While that scoring system has changed somewhat thanks to the efforts of groups such as HAND, it hasn’t altered enough yet to make a meaningful difference. Lichti says that Hamilton County requires dozens—if not hundreds—more developments to keep pace with the area’s need for affordable housing. At present, HAND maintains a waiting list of 200 individuals interested in Section 42 somewhere near Carmel. “If we don’t produce some housing for this community, we’re really going to restrict the mobility for this group of folks, the economic opportunities for the businesses, and the richness that comes with diversity,” Lichti says.
According to him, 10 percent of all new residential developments in Hamilton County need to be designated for affordable housing to meet the demand. That’s about 350 new units a year. At present, the rate falls somewhere around 2 percent, leaving a substantial gap. “We need local officials to buy in and make it happen,” Lichti says. “But there’s just not a lot of sympathy for lower-wage workers.”
Sitting in a conference room decorated with a glossy rendering of Midtown—a new $45 million development in Carmel featuring condominiums, a rooftop pool, and a sky bridge—Brainard bristles when asked about the lack of affordable housing in his town. “I would argue that we have a lot of it,” he says. “When I came in as mayor, we had very few apartments here. Today, you can get one in Carmel for $500 or $600. You can afford that on a fast-food income if you have to. We’re one of the few places in the country that has affordable housing provided by the private sector.”

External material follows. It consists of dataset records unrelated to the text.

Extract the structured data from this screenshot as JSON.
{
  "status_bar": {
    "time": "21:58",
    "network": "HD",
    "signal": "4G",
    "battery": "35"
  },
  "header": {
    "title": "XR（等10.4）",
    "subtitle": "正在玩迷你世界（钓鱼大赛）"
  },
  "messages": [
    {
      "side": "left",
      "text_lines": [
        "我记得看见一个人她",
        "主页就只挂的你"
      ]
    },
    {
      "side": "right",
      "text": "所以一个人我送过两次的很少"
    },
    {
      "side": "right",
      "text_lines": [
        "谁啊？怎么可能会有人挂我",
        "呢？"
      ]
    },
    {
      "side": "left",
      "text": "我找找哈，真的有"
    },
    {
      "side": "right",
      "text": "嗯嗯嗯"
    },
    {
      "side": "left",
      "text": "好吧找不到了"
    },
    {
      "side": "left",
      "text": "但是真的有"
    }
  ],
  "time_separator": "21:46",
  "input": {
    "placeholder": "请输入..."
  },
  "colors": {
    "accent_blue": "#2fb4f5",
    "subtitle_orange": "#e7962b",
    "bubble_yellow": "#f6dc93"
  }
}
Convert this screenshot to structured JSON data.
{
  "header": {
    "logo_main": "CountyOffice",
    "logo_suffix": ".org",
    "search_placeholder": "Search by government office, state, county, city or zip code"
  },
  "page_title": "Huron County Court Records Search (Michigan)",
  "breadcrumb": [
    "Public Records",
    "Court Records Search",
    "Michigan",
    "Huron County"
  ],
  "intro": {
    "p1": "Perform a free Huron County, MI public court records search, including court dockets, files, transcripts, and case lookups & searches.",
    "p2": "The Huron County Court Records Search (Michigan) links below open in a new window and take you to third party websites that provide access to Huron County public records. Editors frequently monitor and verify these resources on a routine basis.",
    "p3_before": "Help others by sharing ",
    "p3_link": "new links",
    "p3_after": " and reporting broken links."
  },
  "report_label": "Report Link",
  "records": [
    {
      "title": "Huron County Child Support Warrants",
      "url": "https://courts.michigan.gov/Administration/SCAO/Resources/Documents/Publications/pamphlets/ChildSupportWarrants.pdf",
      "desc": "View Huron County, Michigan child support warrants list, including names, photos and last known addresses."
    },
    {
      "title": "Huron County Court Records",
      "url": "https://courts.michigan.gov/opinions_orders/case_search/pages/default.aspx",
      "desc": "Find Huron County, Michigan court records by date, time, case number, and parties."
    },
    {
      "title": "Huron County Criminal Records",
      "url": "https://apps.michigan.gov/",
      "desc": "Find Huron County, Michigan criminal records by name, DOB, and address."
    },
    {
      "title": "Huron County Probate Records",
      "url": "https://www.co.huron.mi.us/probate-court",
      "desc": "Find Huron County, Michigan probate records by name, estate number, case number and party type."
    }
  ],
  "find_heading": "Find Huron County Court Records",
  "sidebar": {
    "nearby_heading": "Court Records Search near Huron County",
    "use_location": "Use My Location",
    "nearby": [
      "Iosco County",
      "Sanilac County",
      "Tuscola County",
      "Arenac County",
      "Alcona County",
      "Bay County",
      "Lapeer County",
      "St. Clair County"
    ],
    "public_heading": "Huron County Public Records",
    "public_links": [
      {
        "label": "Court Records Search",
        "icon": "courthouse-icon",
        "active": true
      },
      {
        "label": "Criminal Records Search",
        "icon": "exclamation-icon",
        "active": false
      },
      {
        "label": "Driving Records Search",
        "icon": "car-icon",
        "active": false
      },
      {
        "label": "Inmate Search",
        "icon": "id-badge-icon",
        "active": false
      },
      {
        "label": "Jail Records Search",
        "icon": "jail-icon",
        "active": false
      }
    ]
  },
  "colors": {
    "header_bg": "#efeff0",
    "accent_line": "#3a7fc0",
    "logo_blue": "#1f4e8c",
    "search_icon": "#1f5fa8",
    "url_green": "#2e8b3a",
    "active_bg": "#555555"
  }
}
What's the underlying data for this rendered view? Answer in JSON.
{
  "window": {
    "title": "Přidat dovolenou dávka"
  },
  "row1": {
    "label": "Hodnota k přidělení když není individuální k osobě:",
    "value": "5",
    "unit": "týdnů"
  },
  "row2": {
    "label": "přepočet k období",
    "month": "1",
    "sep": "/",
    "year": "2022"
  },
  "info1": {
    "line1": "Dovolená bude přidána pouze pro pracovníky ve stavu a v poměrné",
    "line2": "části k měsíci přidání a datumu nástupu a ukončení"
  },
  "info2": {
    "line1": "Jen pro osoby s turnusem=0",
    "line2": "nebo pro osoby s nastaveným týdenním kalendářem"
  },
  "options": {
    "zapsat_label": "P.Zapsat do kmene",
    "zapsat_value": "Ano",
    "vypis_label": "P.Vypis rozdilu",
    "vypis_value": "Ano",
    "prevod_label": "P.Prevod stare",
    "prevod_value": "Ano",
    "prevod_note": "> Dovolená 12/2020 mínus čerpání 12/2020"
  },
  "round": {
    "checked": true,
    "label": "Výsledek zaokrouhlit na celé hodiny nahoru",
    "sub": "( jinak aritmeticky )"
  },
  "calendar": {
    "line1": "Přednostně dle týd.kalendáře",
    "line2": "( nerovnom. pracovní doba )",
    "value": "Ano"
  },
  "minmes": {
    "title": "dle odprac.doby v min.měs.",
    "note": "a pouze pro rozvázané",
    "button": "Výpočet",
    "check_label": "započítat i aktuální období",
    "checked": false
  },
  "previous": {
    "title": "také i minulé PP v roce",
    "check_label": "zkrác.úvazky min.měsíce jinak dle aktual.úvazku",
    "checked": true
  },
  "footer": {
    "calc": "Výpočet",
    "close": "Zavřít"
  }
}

Pressed further, though, he admits that those apartments—Pedcor’s GreyStone—are actually in nearby Noblesville. In 2013, Brainard discussed the idea of putting in some low-income housing in Midtown. But council members balked, suggesting that such plans would not stimulate the city’s economy. “It wasn’t much more than a discussion, and there were some on the previous council who were hesitant and others more interested,” Brainard says. “Due to the recession, the project didn’t develop enough for there to be a concrete proposal.”
Brainard points to condo prices elsewhere in the city starting as low as $75,000, and he has proven at times to be sincere in his quest for more diverse housing. When Herman & Kittle Properties set its sights on the former home of the Glass Chimney restaurant in 2014, hoping to turn it into a 40-unit affordable apartment community for the elderly, Brainard backed the development. But the developer’s application for financing with the Indiana Housing and Community Development Authority wasn’t green-lit due to the state’s scoring system for such projects. Today, the property is home to a Bru Burger Bar.
As Carmel’s population grows and the city’s economy becomes more service-based, its need for affordable housing will only increase. Some 23 percent of the jobs in Hamilton County now are considered low-wage, according to a recent study. That’s a 22 percent increase in the five-year period from 2010 to 2015. In the next five, count on hearing from a lot more workers such as Calhoun, the editor and barista. She says she’s considering leaving the suburb for a job teaching in South Korea, where her housing would be subsidized and her salary would increase. From her perspective, Carmel just isn’t for people like her. “You want your latte,” Calhoun says. “You want your dry cleaning in 24 hours. If you want to keep service workers for these things, they have to be able to live here.”